The preview build actually has you starting out in a hut located in what seems to be the main hub world, if not just a place to crash in between expeditions. In this central area, there were different other huts that you could visit, including one where a keeper would provide useful tips or provide a bit of background. There's also a shop where you could purchase new fossil rocks to add to your collection. I presume players can use this as an alternative to actually going out and finding the rocks on their own at the respective sites.
I spent most of my time exploring the Jungle Labyrinth -- a place I'd hesitate to refer to as a "dungeon". As you explore areas like this, all of the action takes place on the Touch Screen with the screen above being used to display a radar, with dots representing places where you can dig for fossils. This excavation site had multiple areas you could visit, albeit the area itself seemed somewhat small in size. Passages leading off to other sections of the Labyrinth often weren't very clear with all the greenery. I also observed quite a few NPC's lurking around as though this was a tourist attraction.
In searching for different pathways and elements to interact with, I stumbled across a machine known as the "VMM". After dismissing thoughts of the memorable Dreamcast memory cards, I did some research and discovered this is what's known as a Vivosaur Management Machine. Through this I discovered that players can set up to three different Vivosaur teams prior to battle engagement to prepare for rival teams. From here, the game also walked me through an interactive tutorial on how battles operate.
The actual system seemed kind of interesting, with the battle menu allowing you to change team formations and choose different character-specific attacks. The game also establishes a point system that determines who attacks first, and it seems that this also comes into play in other respects over the course of battles. That was about the most experience I had with the battle element of this game (and that's only because I had to search it out).
The build I tried didn't really lead you into fossil-finding or even maintenance of discovered fossils. I think it's safe to assume players were probably expected to search these out too. There's a possibility that this maybe came later on in the build, but then again, why not lead players into it right off the bat? Nevertheless, the full version of this game will include downloadable content, co-operative fossil-cleaning parties, as well as Wi-Fi battles -- a first for the series.

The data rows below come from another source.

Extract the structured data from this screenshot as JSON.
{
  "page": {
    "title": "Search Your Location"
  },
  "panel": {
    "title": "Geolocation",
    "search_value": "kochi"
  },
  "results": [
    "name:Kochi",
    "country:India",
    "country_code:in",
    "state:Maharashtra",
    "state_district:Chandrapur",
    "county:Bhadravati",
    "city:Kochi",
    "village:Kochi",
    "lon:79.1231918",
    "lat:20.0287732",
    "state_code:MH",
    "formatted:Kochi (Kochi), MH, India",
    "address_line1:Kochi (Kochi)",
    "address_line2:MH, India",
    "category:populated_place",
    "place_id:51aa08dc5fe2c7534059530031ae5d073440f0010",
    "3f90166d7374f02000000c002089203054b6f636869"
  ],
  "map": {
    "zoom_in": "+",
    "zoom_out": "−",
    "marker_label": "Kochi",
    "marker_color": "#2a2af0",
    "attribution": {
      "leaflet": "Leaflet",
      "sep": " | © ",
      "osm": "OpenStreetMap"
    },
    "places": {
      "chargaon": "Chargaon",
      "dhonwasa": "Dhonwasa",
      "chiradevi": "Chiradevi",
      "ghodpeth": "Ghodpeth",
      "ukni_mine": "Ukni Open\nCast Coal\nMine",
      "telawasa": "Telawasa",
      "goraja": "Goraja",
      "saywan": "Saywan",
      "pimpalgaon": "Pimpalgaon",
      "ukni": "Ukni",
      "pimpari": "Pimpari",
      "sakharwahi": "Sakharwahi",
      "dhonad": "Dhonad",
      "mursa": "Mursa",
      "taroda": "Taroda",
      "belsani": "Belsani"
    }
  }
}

Once again, Fossil Fighters: Champions seems decent enough, but I'd have to spend more time with it to give it a fair judgment. From what I could observe, though, there is a line of depth to this kid-tailored approach to monster-raising. And this is what may propel players further into the game once they've seen everything there is to see with the basic mechanics. Patrick will have a review of the game sometime after the game launches, so be on the lookout for that if this new Fossil Fighters does interest you.